Generally as a player you do not consider the Community Shield to be a hugely important fixture. It is a game that is not perceived to be as significant as the games that immediately follow it. But this feels different.
Two or three years ago a Manchester United v Manchester City fixture wouldn't attract this kind of attention outside of the city itself, but given the increase in stature of the junior partner in the rivalry, it is now capturing the imagination of a much bigger audience.
The fact that it is a derby match has lent extra importance to the occasion and it has been great news for the FA because there has been so much attention around the game. Unfortunately both clubs and their fans have to traipse all the way down to London for the fixture, and common sense would have suggested playing the game at Villa Park. But common sense and the FA don't always go hand-in-hand.
Sir Alex will not want to lose to Manchester City in his first proper game of the 2011-12 season so he will be taking it very seriously, you can take that for granted.
Both teams must try and win this game, as despite it being largely meaningless there is plenty at stake: it features the two teams that I think will be in contention for the title this season.

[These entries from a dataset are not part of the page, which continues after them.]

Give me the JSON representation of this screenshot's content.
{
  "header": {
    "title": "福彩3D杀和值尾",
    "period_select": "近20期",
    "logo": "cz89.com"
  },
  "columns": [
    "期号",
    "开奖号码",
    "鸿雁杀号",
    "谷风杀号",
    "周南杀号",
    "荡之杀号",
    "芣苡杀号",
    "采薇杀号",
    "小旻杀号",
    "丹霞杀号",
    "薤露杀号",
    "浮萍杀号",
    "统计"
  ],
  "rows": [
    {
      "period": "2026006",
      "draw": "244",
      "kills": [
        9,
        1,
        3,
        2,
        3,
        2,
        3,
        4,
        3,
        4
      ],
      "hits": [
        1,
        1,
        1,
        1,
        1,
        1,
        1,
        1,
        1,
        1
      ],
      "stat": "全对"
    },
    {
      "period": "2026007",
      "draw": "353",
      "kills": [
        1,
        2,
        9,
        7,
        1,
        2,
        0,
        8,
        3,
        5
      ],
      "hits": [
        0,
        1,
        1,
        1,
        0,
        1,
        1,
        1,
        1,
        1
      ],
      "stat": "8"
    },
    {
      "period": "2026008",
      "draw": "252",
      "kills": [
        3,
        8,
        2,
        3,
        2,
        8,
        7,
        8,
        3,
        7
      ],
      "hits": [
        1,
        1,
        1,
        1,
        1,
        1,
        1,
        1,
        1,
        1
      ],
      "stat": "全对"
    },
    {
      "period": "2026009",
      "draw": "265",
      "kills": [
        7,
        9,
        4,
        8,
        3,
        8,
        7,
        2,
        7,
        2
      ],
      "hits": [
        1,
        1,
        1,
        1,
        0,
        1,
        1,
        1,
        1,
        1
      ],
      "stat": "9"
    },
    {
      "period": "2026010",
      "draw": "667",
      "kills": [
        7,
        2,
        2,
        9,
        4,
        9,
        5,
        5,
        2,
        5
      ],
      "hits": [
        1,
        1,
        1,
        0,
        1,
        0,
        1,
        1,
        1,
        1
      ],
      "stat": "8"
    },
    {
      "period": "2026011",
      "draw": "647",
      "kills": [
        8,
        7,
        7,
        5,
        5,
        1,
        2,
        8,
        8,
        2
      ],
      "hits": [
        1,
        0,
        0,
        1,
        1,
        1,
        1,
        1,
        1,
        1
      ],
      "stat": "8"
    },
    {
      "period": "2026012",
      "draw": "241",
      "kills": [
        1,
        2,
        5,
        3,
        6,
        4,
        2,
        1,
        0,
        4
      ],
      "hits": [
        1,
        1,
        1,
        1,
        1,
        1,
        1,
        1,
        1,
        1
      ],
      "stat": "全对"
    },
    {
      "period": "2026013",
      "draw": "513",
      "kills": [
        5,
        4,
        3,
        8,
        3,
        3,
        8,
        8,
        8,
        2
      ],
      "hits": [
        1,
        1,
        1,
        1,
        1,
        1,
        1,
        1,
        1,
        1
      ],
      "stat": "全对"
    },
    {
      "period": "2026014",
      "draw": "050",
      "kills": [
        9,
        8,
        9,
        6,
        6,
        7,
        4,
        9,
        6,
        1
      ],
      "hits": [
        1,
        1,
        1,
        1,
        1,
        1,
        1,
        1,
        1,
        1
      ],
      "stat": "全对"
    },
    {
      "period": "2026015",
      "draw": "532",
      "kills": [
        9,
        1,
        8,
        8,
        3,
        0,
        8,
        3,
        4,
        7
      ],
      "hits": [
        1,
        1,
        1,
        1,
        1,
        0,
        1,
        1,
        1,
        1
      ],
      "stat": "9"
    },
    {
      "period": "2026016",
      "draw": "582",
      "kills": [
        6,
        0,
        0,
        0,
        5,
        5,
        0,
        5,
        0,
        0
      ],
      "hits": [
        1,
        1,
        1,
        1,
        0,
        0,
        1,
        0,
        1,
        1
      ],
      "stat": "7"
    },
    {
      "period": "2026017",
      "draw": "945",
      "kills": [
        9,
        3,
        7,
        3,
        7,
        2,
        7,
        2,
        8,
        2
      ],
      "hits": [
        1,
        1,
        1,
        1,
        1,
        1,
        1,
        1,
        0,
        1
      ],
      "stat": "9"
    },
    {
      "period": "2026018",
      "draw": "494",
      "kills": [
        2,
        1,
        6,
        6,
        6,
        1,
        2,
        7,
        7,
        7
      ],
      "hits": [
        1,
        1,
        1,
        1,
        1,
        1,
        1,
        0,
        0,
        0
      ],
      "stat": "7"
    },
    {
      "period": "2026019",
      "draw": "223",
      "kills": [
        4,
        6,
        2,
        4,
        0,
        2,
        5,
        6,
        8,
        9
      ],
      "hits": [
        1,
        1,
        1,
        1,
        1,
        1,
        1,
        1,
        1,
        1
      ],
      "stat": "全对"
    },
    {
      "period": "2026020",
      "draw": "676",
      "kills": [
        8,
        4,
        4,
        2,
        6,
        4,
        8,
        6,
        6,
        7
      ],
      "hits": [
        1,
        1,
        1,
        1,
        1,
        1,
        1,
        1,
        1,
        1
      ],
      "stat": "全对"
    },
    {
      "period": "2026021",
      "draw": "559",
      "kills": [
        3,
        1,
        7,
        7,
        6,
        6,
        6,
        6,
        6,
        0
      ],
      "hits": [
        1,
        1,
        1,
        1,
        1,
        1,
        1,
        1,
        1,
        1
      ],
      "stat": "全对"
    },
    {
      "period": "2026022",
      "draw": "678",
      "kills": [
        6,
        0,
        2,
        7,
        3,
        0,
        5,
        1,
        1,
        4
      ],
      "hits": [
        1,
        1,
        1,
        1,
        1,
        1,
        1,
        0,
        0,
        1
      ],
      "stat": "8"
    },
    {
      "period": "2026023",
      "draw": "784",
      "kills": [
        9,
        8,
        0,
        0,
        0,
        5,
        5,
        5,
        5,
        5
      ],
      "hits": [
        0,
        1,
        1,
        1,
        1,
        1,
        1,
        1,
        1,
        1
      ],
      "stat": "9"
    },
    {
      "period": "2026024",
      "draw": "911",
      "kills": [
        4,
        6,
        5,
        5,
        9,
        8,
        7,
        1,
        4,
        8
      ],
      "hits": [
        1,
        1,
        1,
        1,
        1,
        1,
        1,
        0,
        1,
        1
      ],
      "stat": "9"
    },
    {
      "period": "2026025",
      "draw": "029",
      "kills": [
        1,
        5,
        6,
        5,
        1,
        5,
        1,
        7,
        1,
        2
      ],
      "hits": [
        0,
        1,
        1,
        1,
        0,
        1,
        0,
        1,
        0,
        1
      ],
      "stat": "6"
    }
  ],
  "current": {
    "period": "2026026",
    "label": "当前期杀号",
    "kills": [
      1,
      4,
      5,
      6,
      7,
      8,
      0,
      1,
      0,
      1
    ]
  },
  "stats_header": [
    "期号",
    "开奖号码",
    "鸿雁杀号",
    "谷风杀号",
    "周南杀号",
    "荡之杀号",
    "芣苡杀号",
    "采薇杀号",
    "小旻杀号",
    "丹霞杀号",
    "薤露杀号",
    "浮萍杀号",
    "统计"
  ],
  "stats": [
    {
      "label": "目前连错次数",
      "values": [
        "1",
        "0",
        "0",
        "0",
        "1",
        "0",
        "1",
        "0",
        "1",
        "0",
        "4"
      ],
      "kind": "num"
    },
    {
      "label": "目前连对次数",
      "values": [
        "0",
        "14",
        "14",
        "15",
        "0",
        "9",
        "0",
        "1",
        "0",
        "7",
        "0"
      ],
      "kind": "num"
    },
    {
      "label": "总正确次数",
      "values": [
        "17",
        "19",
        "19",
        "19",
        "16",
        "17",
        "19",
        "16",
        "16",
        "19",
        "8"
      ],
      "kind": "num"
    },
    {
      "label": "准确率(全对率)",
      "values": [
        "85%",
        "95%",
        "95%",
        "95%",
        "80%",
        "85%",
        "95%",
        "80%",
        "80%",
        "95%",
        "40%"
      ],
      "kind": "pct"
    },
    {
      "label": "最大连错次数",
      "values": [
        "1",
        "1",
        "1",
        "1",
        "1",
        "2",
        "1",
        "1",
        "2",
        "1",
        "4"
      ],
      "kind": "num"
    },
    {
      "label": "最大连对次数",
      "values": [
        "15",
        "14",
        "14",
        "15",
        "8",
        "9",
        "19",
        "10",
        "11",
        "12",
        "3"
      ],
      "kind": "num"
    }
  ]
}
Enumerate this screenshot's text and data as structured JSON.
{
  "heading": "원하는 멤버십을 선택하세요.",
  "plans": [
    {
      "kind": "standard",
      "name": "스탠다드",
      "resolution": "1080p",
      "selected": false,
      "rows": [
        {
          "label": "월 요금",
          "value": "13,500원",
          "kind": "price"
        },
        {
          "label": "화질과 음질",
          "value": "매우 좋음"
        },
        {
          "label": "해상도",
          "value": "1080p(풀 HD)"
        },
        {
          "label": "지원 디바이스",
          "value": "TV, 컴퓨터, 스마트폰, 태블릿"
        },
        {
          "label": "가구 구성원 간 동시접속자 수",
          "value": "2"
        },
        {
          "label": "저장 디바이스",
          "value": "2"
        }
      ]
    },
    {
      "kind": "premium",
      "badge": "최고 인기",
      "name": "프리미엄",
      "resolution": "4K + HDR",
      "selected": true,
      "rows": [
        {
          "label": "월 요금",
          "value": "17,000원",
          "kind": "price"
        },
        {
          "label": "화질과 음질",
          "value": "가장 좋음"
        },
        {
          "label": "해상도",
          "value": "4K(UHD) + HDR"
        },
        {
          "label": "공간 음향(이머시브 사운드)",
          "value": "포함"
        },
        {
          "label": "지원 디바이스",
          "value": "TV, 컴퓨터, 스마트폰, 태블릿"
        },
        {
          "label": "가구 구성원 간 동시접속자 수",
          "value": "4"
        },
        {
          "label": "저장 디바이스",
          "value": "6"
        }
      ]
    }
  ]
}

Chelsea haven't done enough in the transfer market to demonstrate that they will improve on last season, when their challenge was marred by inconsistency. We have heard big talk from John Terry but you can't really take what he says for granted.
Arsenal have their obvious failings and Liverpool have invested in potential, rather than proven quality. The path is clear for City to possibly take United's crown away from them.
It may be too soon to make that kind of statement, but we will be able to draw some conclusions from the Community Shield about the rest of the season.
How strong those conclusions are depends on the relative strength of the sides put out by Mancini and Ferguson. If they field a mixture of regulars and fringe players then it will be more difficult.
Some say the match will have no impression on the rest of the campaign, but if we have two strong sides both looking to win, and two managers who demonstrate that it means something to them as well, then it could be a good insight into the respective strengths of the teams.
Of course, Mancini was inclined to be conservative last season - he had a ready-made excuse against United when packing the midfield - but on Sunday he could go two up top and prove to all his detractors that he has learned from last season, and prove that City have the ambition to win the Premier League.
If City had been a bit braver against the bigger sides they could have pushed for the title in what was a poor year in terms of quality in the Premier League. The top teams were not consistently winning games so, to an extent, that was a missed opportunity for City.
Mancini might also choose to rest some of his big guns - Carlos Tevez is on holiday and Sergio Aguero will start on the bench - but he has the chance to make a real statement and, if he does take the initiative, he could leave a mark on City's big rivals at the start of the season.
If City do come out of their shell and prove they can sustain a title challenge then it will only serve to intensify the rivalry between the two clubs.
Liverpool is still the big game for Manchester United fans but City are certainly getting closer in that respect and this season will be important in fuelling the rivalry again, starting with Sunday. After all, if City finish above United in the league then perhaps the Manchester derby will become the most important once again.
City might have more money but, because of the personalities they have in the dressing room, I still think United have the edge.
- Manchester United
- Manchester City